You may recall Steve Zaloga mentioning that in Gen Bruce Clarke's memoirs, Clarke described Gen Patton as "knowing less about tanks than any general officer he ever knew." Clicky-linky thing to Zaloga
Well, in my bouncing around the National Archives, I ran across a report submitted by a rather frustrated Ordnance officer who had gone to visit Patton in France to meet a request that Patton had made for more machinegun firepower. To my lasting regret, I didn't have time to scan it all, but the gist of it was that this officer had brought with him a new, high-rate-of fire .30 calibre machinegun which, in the view of Ordnance Branch, would adequately meet the request for more dakka.
He didn't specify the exact machinegun he had brough along, though one must consider the likelihood of ot being a derivative of the AN/M2 or T33, the "Stinger". He did however, make it clear that he thought he had wasted his trip. He went on to explain (All the below directly quoted):
General Patton's original request was for dual co-axial machine guns. When he first examined the modifications, he was disappointed, since he expected a new gun mount or turret. Upon this officer's explanation that the modification submitted could be furnished from available stocks in a very short time, and that the high cyclic rate guns actually afforded a greater increase in firep power than by the addition of one more co-axial gun; and that the time required to design and produce a new turret, or at least a new combination gun mount would be excessive and could not be readily installed in the field, he stated that the modification were "an excellent idea"
General Patton said that "the principle weapon of the tank is the machine gun" and he wanted two co-axial guns on the medium tanks, one on each side of the cannon, - one of the machine guns to be a Caliber .50 for use against thin skinned vehicles, and the other a Caliber .30 for use against personnel. Light tanks should have two co-axial Calibre .30 machine guns.
General Patton stated that "the German tanks are superior to ours in silhouette and in armament" and recommended careful study of all their details. The General further stated that in his opinion "a rotating turret was unnecessary and that our tanks were unnecessarily complicated and expensive"
The General stated that "the Ordnance Department should start designing tanks for the next war, which will come much sooner than most people realise"
Major General Grow, commanding general of the 10th Armored Division was not in favour of high cyclic rate machine guns and did not want any modifications made except to provide more powerful cannon. He stated that "there is nothing the matter with the present machine guns, if the modifications are adopted, we'll take them, try them out, and discard them if we don't like them"
General Grow. Perhaps the Ordnance officer was working from memory, but Grow commanded 6th Armored.
A number of officers of his command agreed with this decision. General Patton did not.
The Chief of Staff, 3rd Army, Brigadier General Gay, stated "we don't want any high cyclic rate machine guns - they use up ammunition too damn fast"
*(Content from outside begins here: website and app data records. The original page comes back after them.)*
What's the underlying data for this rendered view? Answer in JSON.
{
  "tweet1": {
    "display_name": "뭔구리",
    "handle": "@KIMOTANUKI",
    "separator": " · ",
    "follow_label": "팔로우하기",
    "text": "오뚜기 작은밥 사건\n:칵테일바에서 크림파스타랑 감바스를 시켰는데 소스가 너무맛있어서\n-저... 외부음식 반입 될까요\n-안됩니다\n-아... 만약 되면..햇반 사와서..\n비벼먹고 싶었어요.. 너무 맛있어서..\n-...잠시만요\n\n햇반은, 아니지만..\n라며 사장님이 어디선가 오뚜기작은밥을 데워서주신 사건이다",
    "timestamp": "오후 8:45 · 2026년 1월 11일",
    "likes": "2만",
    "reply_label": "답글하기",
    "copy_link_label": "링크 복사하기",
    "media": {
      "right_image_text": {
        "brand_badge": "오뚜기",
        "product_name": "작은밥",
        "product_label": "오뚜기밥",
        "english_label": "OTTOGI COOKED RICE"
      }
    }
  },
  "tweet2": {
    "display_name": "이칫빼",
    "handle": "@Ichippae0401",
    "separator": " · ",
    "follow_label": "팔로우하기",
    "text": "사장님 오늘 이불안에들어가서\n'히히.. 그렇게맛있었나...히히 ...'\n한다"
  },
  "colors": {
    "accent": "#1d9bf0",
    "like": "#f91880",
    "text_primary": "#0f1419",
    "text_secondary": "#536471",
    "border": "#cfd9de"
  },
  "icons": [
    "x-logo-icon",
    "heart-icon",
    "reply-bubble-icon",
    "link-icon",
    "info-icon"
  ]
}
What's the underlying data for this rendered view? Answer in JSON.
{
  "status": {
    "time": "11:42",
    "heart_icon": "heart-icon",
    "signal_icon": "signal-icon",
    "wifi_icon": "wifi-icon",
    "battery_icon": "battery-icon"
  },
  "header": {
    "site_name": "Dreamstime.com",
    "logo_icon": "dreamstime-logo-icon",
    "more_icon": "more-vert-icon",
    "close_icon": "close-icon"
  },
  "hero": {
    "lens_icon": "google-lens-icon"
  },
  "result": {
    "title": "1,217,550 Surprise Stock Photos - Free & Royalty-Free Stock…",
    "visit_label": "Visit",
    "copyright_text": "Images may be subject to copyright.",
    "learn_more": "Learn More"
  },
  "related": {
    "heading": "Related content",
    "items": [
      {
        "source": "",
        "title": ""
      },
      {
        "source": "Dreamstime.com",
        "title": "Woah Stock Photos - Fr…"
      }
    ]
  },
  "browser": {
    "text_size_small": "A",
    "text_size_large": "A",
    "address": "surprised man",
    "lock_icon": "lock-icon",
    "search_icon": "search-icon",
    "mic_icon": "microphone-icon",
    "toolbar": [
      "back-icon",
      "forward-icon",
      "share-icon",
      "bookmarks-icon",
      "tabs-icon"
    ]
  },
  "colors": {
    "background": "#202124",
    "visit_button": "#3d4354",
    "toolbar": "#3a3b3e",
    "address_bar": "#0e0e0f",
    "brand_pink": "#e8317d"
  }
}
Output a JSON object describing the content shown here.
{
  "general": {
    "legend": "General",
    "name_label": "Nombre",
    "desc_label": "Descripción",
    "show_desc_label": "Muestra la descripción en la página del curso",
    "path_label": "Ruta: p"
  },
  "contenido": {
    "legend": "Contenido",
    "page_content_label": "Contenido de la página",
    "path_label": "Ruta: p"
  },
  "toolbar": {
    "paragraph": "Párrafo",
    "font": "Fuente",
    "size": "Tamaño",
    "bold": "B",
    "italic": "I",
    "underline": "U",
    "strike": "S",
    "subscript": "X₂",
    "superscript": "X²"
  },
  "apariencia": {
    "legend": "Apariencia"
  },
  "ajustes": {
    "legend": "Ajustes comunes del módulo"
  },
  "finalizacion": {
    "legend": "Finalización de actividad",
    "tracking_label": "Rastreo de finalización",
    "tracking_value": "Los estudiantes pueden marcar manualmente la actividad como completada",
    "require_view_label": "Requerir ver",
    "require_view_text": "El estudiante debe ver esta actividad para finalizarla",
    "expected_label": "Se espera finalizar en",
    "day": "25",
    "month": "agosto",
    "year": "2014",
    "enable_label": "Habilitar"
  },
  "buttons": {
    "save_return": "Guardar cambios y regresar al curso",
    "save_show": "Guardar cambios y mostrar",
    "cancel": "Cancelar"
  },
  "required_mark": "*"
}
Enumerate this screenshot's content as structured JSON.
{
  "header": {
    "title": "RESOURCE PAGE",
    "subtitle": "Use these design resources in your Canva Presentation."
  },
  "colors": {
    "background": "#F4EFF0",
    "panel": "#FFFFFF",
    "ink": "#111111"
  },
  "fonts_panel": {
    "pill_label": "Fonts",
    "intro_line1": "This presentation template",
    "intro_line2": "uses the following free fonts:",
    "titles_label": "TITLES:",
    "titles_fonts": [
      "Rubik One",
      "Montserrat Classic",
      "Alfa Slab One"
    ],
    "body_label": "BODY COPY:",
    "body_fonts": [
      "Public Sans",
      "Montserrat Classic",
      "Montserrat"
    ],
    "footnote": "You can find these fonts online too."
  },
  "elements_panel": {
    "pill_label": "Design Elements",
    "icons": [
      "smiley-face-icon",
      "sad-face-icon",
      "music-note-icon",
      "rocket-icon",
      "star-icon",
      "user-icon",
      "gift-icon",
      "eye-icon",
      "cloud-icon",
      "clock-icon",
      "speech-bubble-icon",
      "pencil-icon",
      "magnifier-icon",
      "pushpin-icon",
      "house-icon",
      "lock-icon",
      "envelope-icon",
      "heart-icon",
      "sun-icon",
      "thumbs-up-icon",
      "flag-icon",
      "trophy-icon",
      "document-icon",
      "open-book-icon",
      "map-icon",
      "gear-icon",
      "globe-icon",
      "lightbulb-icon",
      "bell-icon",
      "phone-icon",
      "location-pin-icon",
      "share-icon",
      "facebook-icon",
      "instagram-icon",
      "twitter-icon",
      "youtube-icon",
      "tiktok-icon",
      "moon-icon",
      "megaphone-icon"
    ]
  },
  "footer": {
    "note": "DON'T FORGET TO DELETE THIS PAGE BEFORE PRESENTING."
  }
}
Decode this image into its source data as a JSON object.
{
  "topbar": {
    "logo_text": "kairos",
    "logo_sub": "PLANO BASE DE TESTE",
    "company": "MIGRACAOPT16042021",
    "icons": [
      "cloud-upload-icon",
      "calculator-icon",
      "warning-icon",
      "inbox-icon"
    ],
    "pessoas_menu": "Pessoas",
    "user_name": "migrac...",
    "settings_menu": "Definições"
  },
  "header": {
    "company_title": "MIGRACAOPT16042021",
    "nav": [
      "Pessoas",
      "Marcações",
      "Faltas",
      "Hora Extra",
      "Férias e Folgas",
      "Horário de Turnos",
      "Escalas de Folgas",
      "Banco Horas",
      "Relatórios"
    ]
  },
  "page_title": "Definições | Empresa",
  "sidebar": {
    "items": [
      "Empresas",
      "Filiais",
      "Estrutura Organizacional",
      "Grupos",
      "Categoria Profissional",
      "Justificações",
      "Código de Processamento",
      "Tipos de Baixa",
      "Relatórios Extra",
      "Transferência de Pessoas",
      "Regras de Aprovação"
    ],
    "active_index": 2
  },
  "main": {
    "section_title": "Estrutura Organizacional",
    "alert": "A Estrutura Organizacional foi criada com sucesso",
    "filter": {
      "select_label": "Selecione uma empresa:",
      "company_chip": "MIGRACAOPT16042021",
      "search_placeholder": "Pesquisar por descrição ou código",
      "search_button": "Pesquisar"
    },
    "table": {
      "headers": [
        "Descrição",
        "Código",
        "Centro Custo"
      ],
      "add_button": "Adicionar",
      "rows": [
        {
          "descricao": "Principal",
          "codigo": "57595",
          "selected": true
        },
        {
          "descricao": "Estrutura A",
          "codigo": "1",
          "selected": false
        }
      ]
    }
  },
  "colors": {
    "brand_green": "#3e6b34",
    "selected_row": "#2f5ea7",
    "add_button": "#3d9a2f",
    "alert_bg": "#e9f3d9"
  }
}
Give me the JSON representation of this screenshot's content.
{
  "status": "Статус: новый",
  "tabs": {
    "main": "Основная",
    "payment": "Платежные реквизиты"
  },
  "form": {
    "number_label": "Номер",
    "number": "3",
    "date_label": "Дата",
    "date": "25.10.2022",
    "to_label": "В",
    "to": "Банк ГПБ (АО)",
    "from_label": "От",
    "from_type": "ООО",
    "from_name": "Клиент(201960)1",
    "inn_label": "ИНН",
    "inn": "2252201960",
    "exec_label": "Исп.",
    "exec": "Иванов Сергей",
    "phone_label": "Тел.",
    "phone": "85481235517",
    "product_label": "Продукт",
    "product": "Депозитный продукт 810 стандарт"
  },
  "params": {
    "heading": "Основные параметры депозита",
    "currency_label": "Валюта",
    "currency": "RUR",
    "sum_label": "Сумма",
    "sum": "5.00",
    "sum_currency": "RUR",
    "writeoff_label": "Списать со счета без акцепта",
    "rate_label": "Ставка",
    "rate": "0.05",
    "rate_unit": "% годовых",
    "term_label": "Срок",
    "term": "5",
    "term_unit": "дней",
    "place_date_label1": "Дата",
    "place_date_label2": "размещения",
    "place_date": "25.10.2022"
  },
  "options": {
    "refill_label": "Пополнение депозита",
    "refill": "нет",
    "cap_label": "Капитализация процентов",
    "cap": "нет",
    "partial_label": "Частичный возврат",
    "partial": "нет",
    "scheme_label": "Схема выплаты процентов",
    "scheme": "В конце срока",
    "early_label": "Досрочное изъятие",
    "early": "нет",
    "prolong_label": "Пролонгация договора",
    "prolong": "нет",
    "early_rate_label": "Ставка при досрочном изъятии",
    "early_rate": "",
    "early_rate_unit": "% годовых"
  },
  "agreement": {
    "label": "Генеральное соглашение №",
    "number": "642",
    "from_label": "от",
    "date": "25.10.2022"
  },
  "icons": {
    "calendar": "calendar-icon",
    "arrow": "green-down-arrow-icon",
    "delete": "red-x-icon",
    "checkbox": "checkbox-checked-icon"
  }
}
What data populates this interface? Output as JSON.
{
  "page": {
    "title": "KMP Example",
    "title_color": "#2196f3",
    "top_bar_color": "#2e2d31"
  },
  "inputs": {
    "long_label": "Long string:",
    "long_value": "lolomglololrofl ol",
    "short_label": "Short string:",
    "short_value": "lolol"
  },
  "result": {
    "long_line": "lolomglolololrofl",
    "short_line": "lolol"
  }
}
General Gay, as photographed in the Korean War
General Dager stated that any new design of turret should have the AA gun mounted centrally and forward of the hatches that the gun may be fired by either the loader or the tank commander. He stated that little use could be made of the Calibre .50 AA machine gun, as mounted now, since the loader is ordinarily a very busy man and usually rides with his hatch cover closed, while it is nearly impossible for the tank commander to fire the gun effectively without exposing a great portion of his body.
On 19 January 1945 Colonel Nixon and this officer reported to General Patton the recommendations of the 4th and 10th Armored Division commanders. Colonel Nixon recommended to General Patton that the modifications not be adopted because of the confusion which he said would result from having two types of Calibre .30 machine guns in service, requiring spare parts for the new weapons, as well as the time required to get the new weapons in the tanks from the UNITED STATES. Colonel Nixon added that since the Army Air Forces had priority on the new Calibre .50 anti-aircraft barrels, it would undoubtedly be a long time before any appreciable number could be furnished to the Army Ground Forces for tank use. Colonel Nixon recommended that no change be made in tank armament until General Patton's original request could be fulfilled by new designs.
General Patton accepted Colonel Nixon's recommendations and so instructed this officer.
Comment on the value of the bow gun was as varied as the number of officers expressing an opinion. General patton said it was a "damn nuisance". Many officers expressed a desire for a gun which would fire to the front, 45 degrees to either flank, and which would have a reflecting or optical sight.
If this is indeed typical of the sorts of opinion that Patton had, it seems likely that Gen Clarke's opinion is valid. In addition to having contrary opinions to those of his officers, he seems to both demonstrate a lack of understanding of the capabilities of Ordnance Branch ("Ah, sure, just design a new turret for me"), or a simple disregard of Ordnance Branch's efforts. "Gee, we in Ordnance never thought about examining the enemy's equipment. Thank you for suggesting it to us, General Patton..." As for tanks not needing a turret and being too expensive, well, I'm not sure I'd agree with him on that one.